|International Classification||A01N35/10, A01N43/30, C07D317/58|
|Cooperative Classification||A01N35/10, A01N43/30, C07D317/58|
|European Classification||A01N43/30, C07D317/58, A01N35/10|
|Jul 3, 1986||AS||Assignment|
Owner name: COMMONWEALTH SCIENTIFIC AND INDUSTRIAL RESEARCH OR
Free format text: ASSIGNMENT OF ASSIGNORS INTEREST.;ASSIGNORS:HOLAN, GEORGE;RIHS, KURT;JOHNSON, WYNONA M. P.;REEL/FRAME:004568/0994

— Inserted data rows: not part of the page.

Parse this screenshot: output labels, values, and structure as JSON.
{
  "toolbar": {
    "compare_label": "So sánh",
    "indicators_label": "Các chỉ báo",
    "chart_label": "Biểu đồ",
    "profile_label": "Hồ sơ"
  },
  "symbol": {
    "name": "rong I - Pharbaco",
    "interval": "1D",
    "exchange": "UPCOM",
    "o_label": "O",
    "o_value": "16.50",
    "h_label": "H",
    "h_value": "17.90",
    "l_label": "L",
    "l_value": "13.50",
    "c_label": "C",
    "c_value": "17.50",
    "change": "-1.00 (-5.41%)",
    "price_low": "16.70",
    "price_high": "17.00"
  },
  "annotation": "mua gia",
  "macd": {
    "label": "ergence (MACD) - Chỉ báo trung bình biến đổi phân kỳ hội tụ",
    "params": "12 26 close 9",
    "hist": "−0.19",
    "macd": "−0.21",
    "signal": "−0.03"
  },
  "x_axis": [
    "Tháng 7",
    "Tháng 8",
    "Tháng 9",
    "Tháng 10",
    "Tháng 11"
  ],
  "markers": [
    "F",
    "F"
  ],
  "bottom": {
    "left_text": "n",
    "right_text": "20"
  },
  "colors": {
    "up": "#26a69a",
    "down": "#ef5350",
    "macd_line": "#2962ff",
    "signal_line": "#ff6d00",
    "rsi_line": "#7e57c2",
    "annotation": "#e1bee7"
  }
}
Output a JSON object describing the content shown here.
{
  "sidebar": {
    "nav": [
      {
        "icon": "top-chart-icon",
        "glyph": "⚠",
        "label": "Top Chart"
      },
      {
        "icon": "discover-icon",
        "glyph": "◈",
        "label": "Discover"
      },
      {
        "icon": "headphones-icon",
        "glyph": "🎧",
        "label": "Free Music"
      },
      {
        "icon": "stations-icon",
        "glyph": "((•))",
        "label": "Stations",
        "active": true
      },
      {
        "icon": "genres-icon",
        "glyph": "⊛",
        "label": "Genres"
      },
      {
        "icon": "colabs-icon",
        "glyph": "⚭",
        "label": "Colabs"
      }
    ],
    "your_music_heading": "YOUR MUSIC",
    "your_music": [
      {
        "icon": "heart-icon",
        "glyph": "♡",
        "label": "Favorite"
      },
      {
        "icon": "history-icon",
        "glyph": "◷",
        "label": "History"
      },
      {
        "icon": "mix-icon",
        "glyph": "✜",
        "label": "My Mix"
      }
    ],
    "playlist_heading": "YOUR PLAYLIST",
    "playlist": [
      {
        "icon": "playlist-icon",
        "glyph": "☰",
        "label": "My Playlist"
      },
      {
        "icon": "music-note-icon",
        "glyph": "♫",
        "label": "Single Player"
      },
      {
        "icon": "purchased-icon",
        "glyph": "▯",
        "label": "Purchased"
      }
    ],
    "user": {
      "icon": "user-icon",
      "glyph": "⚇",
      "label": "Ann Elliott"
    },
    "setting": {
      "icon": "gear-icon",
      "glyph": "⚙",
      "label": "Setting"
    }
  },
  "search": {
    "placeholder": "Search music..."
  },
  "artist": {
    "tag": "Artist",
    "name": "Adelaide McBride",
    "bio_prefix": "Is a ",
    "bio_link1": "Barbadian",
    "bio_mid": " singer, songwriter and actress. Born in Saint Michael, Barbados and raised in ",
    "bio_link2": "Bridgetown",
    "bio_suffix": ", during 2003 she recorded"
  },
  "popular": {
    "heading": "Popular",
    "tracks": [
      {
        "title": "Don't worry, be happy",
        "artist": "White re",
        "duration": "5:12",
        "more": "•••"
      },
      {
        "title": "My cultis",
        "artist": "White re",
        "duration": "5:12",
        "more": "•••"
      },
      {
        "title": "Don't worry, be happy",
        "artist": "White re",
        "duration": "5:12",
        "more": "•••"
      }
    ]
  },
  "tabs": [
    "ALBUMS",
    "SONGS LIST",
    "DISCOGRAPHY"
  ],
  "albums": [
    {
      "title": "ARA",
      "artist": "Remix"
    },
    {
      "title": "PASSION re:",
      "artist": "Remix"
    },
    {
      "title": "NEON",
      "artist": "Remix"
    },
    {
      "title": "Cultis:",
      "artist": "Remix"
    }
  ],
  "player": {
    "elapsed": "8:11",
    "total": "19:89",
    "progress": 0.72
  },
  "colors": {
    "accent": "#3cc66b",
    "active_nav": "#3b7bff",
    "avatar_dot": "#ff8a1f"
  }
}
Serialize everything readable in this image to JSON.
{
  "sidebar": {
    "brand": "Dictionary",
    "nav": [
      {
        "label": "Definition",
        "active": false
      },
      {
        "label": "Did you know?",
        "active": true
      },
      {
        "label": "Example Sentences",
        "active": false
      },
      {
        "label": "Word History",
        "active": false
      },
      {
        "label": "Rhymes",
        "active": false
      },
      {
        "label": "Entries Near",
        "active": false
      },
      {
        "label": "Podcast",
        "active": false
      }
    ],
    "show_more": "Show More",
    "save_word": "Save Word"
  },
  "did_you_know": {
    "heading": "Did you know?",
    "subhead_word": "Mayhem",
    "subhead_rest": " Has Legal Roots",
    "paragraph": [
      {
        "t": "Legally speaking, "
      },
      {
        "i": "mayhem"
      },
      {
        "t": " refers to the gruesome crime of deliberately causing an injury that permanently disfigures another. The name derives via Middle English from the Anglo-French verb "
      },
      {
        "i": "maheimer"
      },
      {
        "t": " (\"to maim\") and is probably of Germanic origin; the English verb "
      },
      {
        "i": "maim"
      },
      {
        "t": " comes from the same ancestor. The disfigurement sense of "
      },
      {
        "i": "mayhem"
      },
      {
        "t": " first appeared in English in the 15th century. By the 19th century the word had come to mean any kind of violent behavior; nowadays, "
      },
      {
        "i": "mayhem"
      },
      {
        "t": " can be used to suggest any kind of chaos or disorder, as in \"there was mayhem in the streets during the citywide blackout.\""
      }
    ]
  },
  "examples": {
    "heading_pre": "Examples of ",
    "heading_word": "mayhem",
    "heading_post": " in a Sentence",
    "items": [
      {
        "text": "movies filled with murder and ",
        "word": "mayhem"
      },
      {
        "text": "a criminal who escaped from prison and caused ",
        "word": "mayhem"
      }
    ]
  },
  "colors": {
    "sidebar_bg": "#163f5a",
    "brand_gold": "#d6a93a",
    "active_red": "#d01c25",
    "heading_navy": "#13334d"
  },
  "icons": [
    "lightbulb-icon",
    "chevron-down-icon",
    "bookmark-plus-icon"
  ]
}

Effective date: 19860529
|May 5, 1988||AS||Assignment|
Owner name: DUNLENA PTY. LTD., 168 WALKER STREET, NORTH SYDNEY
Free format text: ASSIGNMENT OF ASSIGNORS INTEREST.;ASSIGNOR:COMMONWEALTH SCIENTIFIC AND INDUSTRIAL RESEARCH ORGANISATION;REEL/FRAME:004865/0043
Effective date: 19880420
Owner name: DUNLENA PTY. LTD.,AUSTRALIA
Free format text: ASSIGNMENT OF ASSIGNORS INTEREST;ASSIGNOR:COMMONWEALTH SCIENTIFIC AND INDUSTRIAL RESEARCH ORGANISATION;REEL/FRAME:004865/0043
Effective date: 19880420
|Nov 22, 1991||FPAY||Fee payment|
Year of fee payment: 4
|Feb 6, 1996||REMI||Maintenance fee reminder mailed|
|Jun 30, 1996||LAPS||Lapse for failure to pay maintenance fees|
|Sep 10, 1996||FP||Expired due to failure to pay maintenance fee|
Effective date: 19960703